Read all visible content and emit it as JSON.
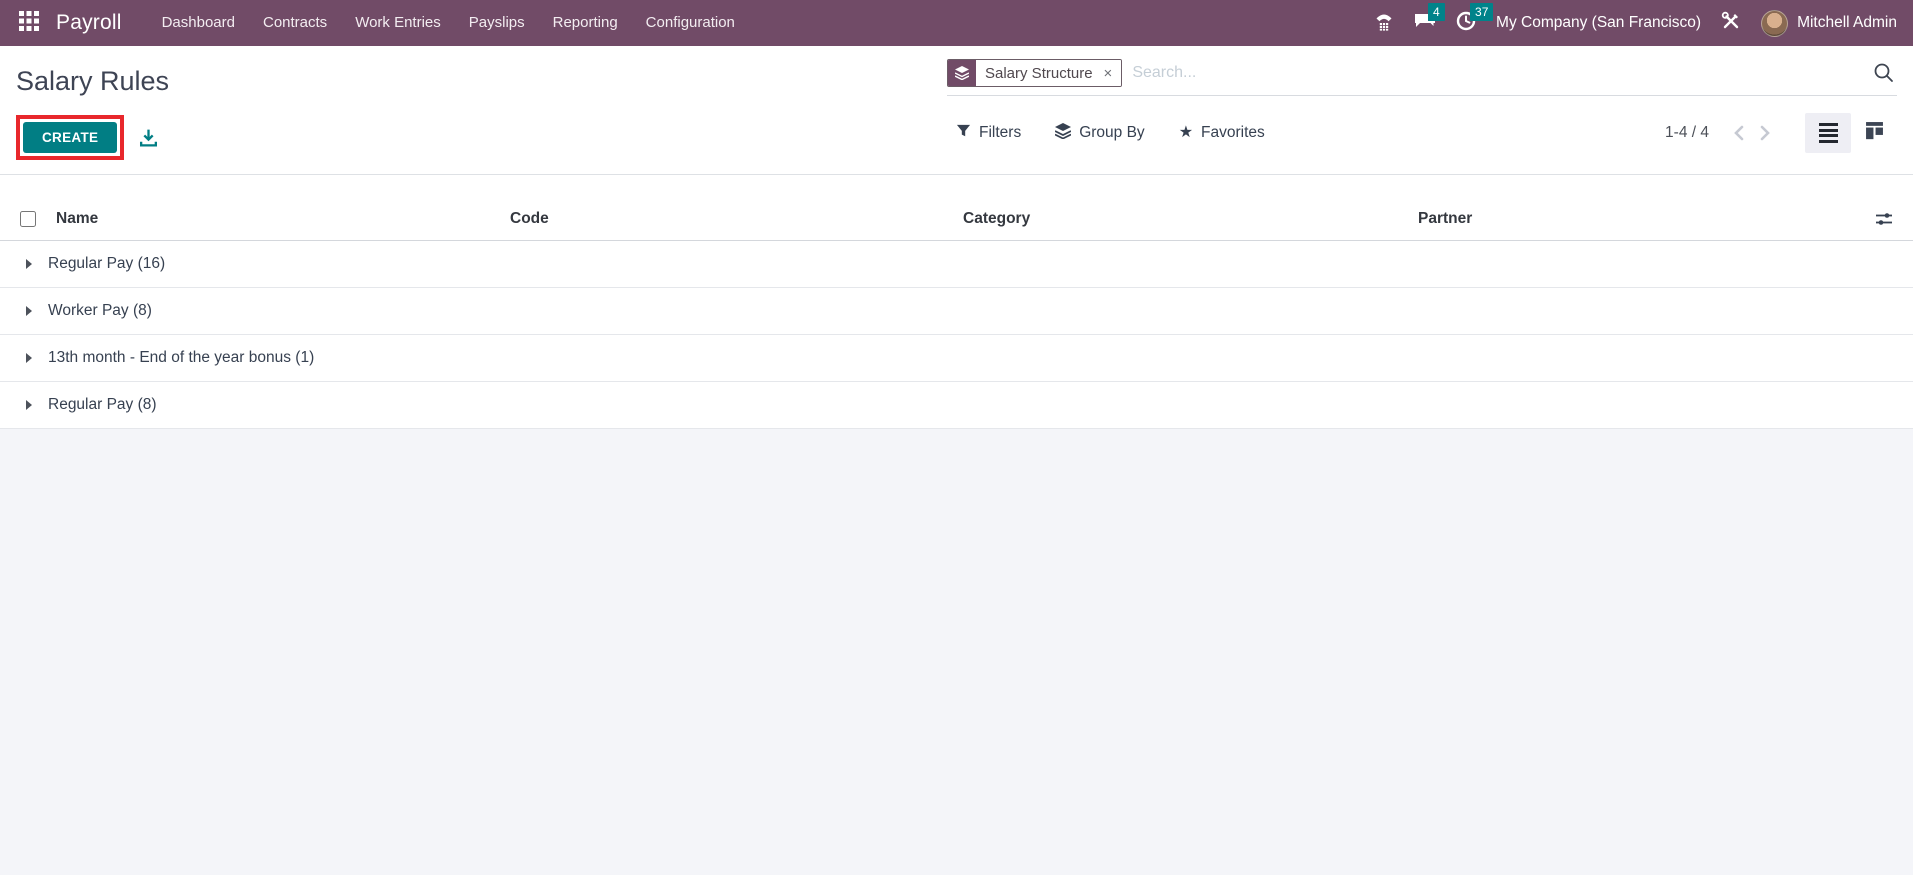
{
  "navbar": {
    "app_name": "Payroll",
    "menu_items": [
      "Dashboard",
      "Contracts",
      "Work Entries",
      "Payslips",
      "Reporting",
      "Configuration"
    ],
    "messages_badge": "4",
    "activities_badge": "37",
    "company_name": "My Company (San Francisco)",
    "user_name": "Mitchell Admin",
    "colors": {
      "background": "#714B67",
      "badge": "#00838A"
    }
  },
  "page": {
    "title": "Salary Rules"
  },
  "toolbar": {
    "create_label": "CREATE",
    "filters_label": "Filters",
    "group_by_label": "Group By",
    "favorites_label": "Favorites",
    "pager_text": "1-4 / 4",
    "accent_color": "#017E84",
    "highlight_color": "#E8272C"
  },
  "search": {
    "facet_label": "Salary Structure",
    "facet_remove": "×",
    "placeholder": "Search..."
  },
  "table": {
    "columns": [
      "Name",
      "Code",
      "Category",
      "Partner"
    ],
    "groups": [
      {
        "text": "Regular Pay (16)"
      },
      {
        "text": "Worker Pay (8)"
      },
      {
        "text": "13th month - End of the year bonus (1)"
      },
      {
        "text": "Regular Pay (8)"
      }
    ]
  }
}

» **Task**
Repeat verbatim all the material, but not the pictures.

» **Answer box**
Read all visible content and emit it as JSON.
{
  "navbar": {
    "app_name": "Payroll",
    "menu_items": [
      "Dashboard",
      "Contracts",
      "Work Entries",
      "Payslips",
      "Reporting",
      "Configuration"
    ],
    "messages_badge": "4",
    "activities_badge": "37",
    "company_name": "My Company (San Francisco)",
    "user_name": "Mitchell Admin",
    "colors": {
      "background": "#714B67",
      "badge": "#00838A"
    }
  },
  "page": {
    "title": "Salary Rules"
  },
  "toolbar": {
    "create_label": "CREATE",
    "filters_label": "Filters",
    "group_by_label": "Group By",
    "favorites_label": "Favorites",
    "pager_text": "1-4 / 4",
    "accent_color": "#017E84",
    "highlight_color": "#E8272C"
  },
  "search": {
    "facet_label": "Salary Structure",
    "facet_remove": "×",
    "placeholder": "Search..."
  },
  "table": {
    "columns": [
      "Name",
      "Code",
      "Category",
      "Partner"
    ],
    "groups": [
      {
        "text": "Regular Pay (16)"
      },
      {
        "text": "Worker Pay (8)"
      },
      {
        "text": "13th month - End of the year bonus (1)"
      },
      {
        "text": "Regular Pay (8)"
      }
    ]
  }
}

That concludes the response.